In evaluating this illicit trade and the state of trade in Africa today one cannot but ask oneself if Africa derived any socio-economic gain from the slave trade and how far did the illicit trade impact the social-economic lives of Europeans, either positively or negatively? It is also imperative to carefully examine and ascertain if the quality of the goods and services that Africa is currently parading in the world market the very best she can offer? We also need to ask ourselves if the people we have put forward as leaders and negotiators are the best we can offer.
Africa is evidently holding on to the ‘short end of the stick’, as regards international trade, she deserves and can get much more than she is getting in exchange for her goods and services if only she can brace up and get sensible in the way she trades with the rest of the world.
Just like yesterday, IWA is five and as a team leader, I can confidently say that we are better prepared to face the next five years, having seen the good, the bad, and the ugly sides of the publishing world in Africa, particularly in Nigeria where we are situated. As part of our plans to commemorate the fifth anniversary and in fulfillment of our commitment to you to always deliver good value for the money you invest in purchasing IWA, we had planned a flag off of another value-adding product from our stable which we have tagged African Home Front Forum (AHFF), at the close of 2013 but have had to reschedule the flag off to the beginning of the second quarter of 2014. We are also rebranding the tourism segment of IWA to be manned by a very experienced editor, Mr. Tayo Adelaja as well as also bringing on board an interesting contributor in the person of Laila St. Matthew – Daniel.
2013 was certainly an eventful year, but to my mind, the most remarkable of the things that happen was the death and burial of “Madiba”, Nelson Rolihlahla Mandela, who because of the sacrificial life that he lived was probably one of the most celebrated Africans that ever lived, thus we are featuring some of his most popular quotes while on earth as well as some snapshots of some of the celebrities that attended his burial in this edition. On the cover page, we decided to beam our searchlight on how Africa has continued to allow very careless poaching of elephants in her savannahs and forests such that they have become graveyards rather than the sanctuaries that they use to be for elephants. The release of this edition into the market is also likely to be slightly late because I attended the Calabar Festival and I am so glad to report that the government and people of Cross River state Nigeria have kept fate with what is today regarded as the biggest street party in Africa.

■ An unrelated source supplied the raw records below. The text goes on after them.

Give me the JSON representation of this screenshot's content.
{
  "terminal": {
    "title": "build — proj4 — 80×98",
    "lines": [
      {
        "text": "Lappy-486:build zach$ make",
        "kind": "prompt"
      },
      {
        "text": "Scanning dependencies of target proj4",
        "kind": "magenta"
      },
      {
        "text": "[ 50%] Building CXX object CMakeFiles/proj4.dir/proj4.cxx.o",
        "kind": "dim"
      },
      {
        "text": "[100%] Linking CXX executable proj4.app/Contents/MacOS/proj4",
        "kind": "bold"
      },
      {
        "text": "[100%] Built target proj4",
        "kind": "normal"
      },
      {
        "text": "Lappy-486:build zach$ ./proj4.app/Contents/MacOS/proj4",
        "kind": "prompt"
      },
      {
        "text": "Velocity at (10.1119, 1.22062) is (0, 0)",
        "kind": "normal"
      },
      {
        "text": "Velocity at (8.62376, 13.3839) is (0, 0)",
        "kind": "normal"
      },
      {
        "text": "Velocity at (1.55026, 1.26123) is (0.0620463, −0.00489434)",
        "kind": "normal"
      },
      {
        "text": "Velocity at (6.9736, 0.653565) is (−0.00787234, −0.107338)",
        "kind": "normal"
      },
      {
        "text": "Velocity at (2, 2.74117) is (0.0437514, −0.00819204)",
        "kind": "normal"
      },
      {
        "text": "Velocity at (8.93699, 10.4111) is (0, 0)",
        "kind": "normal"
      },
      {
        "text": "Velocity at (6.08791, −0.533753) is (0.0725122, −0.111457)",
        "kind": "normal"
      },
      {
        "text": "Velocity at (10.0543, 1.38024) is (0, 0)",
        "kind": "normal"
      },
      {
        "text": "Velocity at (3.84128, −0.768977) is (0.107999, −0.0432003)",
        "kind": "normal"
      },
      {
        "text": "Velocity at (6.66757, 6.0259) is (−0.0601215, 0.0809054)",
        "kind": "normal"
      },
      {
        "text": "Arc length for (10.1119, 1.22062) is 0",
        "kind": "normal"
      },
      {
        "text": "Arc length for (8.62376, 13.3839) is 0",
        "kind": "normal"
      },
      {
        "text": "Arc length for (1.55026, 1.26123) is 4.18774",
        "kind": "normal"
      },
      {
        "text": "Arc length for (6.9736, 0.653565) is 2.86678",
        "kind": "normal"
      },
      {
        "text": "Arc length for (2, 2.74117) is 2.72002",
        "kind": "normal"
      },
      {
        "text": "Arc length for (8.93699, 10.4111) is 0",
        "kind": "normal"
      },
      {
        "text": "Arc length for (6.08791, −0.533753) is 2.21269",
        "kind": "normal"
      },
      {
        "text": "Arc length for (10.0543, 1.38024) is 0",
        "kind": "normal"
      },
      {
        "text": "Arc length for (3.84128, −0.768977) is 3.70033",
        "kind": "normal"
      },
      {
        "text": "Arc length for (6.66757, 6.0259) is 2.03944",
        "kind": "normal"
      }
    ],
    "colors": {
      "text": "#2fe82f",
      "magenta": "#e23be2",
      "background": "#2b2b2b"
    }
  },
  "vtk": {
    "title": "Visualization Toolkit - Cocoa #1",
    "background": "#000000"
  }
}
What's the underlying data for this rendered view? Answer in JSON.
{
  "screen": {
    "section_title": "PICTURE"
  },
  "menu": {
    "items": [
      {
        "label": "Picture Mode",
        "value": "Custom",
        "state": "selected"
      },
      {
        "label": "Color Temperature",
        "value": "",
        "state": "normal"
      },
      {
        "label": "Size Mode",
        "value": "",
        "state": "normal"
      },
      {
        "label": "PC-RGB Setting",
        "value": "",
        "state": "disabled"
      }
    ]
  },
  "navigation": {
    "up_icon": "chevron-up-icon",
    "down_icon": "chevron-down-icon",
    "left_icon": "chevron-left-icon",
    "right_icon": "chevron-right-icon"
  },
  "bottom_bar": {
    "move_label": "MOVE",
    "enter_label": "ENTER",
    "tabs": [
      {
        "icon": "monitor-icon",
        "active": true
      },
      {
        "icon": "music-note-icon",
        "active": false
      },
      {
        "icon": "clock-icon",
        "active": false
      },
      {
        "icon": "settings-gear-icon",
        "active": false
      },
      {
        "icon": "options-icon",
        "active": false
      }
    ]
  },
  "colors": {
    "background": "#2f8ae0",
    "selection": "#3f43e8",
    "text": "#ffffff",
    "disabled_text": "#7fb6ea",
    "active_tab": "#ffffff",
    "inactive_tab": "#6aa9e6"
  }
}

I will like to use this auspicious time to thank our ardent readers and customers for their unflinching support for IWA in the past five years for without you there won’t be us, so we thank you. I pray that GOD will continue to bless your various businesses. I will also wish you a compliment of the season and may the New Year bring lots of goodness into our different homes. Salute!